> [To do]
Retype the full set of records. Keep every character identical.

Records from a collection:
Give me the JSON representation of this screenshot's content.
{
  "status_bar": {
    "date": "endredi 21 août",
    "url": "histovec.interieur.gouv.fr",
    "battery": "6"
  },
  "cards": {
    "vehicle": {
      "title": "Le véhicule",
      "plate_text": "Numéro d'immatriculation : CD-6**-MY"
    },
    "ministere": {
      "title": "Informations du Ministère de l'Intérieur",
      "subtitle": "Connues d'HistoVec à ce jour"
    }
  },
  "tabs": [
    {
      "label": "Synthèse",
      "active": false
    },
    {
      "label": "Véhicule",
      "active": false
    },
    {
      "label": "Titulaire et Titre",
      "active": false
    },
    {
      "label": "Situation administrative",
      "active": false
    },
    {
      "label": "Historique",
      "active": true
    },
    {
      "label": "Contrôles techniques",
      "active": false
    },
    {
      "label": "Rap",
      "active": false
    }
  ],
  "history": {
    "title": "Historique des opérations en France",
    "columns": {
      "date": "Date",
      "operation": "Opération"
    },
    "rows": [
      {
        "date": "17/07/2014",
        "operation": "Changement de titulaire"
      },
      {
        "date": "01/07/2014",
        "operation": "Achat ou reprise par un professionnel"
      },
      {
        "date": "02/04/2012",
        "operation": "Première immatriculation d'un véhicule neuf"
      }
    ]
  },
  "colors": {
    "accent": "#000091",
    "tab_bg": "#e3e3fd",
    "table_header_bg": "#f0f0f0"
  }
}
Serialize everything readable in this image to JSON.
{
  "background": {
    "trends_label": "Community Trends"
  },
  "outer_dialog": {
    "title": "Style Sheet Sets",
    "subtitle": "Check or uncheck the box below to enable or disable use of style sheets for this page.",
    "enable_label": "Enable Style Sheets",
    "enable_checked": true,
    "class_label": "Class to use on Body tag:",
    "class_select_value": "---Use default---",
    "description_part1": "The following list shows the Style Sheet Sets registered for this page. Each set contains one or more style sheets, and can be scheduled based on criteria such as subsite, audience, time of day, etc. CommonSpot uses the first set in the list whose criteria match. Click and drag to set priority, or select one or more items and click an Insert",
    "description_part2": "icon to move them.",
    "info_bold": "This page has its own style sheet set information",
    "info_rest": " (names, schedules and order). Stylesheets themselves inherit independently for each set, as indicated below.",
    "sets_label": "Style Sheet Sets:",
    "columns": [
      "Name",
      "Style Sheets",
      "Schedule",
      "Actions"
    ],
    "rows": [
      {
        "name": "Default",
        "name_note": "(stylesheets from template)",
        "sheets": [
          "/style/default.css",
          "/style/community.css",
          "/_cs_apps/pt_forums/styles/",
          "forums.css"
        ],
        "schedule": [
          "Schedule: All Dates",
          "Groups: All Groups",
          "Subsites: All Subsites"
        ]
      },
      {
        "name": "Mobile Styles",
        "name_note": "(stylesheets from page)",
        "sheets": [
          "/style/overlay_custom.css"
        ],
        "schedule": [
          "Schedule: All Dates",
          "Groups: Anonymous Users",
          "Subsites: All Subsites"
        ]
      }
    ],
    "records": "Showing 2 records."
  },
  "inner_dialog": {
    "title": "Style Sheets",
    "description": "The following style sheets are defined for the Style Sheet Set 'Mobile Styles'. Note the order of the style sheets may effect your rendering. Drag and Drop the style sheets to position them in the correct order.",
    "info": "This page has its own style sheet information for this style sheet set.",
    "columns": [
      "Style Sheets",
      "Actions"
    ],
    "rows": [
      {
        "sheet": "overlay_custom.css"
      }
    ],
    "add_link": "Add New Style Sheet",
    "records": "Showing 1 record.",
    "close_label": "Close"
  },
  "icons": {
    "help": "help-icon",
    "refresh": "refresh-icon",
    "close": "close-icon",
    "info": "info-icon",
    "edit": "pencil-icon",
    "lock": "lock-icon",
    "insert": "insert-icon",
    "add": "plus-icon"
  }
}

> [Answer space]
Give me the JSON representation of this screenshot's content.
{
  "status_bar": {
    "date": "endredi 21 août",
    "url": "histovec.interieur.gouv.fr",
    "battery": "6"
  },
  "cards": {
    "vehicle": {
      "title": "Le véhicule",
      "plate_text": "Numéro d'immatriculation : CD-6**-MY"
    },
    "ministere": {
      "title": "Informations du Ministère de l'Intérieur",
      "subtitle": "Connues d'HistoVec à ce jour"
    }
  },
  "tabs": [
    {
      "label": "Synthèse",
      "active": false
    },
    {
      "label": "Véhicule",
      "active": false
    },
    {
      "label": "Titulaire et Titre",
      "active": false
    },
    {
      "label": "Situation administrative",
      "active": false
    },
    {
      "label": "Historique",
      "active": true
    },
    {
      "label": "Contrôles techniques",
      "active": false
    },
    {
      "label": "Rap",
      "active": false
    }
  ],
  "history": {
    "title": "Historique des opérations en France",
    "columns": {
      "date": "Date",
      "operation": "Opération"
    },
    "rows": [
      {
        "date": "17/07/2014",
        "operation": "Changement de titulaire"
      },
      {
        "date": "01/07/2014",
        "operation": "Achat ou reprise par un professionnel"
      },
      {
        "date": "02/04/2012",
        "operation": "Première immatriculation d'un véhicule neuf"
      }
    ]
  },
  "colors": {
    "accent": "#000091",
    "tab_bg": "#e3e3fd",
    "table_header_bg": "#f0f0f0"
  }
}
Serialize everything readable in this image to JSON.
{
  "background": {
    "trends_label": "Community Trends"
  },
  "outer_dialog": {
    "title": "Style Sheet Sets",
    "subtitle": "Check or uncheck the box below to enable or disable use of style sheets for this page.",
    "enable_label": "Enable Style Sheets",
    "enable_checked": true,
    "class_label": "Class to use on Body tag:",
    "class_select_value": "---Use default---",
    "description_part1": "The following list shows the Style Sheet Sets registered for this page. Each set contains one or more style sheets, and can be scheduled based on criteria such as subsite, audience, time of day, etc. CommonSpot uses the first set in the list whose criteria match. Click and drag to set priority, or select one or more items and click an Insert",
    "description_part2": "icon to move them.",
    "info_bold": "This page has its own style sheet set information",
    "info_rest": " (names, schedules and order). Stylesheets themselves inherit independently for each set, as indicated below.",
    "sets_label": "Style Sheet Sets:",
    "columns": [
      "Name",
      "Style Sheets",
      "Schedule",
      "Actions"
    ],
    "rows": [
      {
        "name": "Default",
        "name_note": "(stylesheets from template)",
        "sheets": [
          "/style/default.css",
          "/style/community.css",
          "/_cs_apps/pt_forums/styles/",
          "forums.css"
        ],
        "schedule": [
          "Schedule: All Dates",
          "Groups: All Groups",
          "Subsites: All Subsites"
        ]
      },
      {
        "name": "Mobile Styles",
        "name_note": "(stylesheets from page)",
        "sheets": [
          "/style/overlay_custom.css"
        ],
        "schedule": [
          "Schedule: All Dates",
          "Groups: Anonymous Users",
          "Subsites: All Subsites"
        ]
      }
    ],
    "records": "Showing 2 records."
  },
  "inner_dialog": {
    "title": "Style Sheets",
    "description": "The following style sheets are defined for the Style Sheet Set 'Mobile Styles'. Note the order of the style sheets may effect your rendering. Drag and Drop the style sheets to position them in the correct order.",
    "info": "This page has its own style sheet information for this style sheet set.",
    "columns": [
      "Style Sheets",
      "Actions"
    ],
    "rows": [
      {
        "sheet": "overlay_custom.css"
      }
    ],
    "add_link": "Add New Style Sheet",
    "records": "Showing 1 record.",
    "close_label": "Close"
  },
  "icons": {
    "help": "help-icon",
    "refresh": "refresh-icon",
    "close": "close-icon",
    "info": "info-icon",
    "edit": "pencil-icon",
    "lock": "lock-icon",
    "insert": "insert-icon",
    "add": "plus-icon"
  }
}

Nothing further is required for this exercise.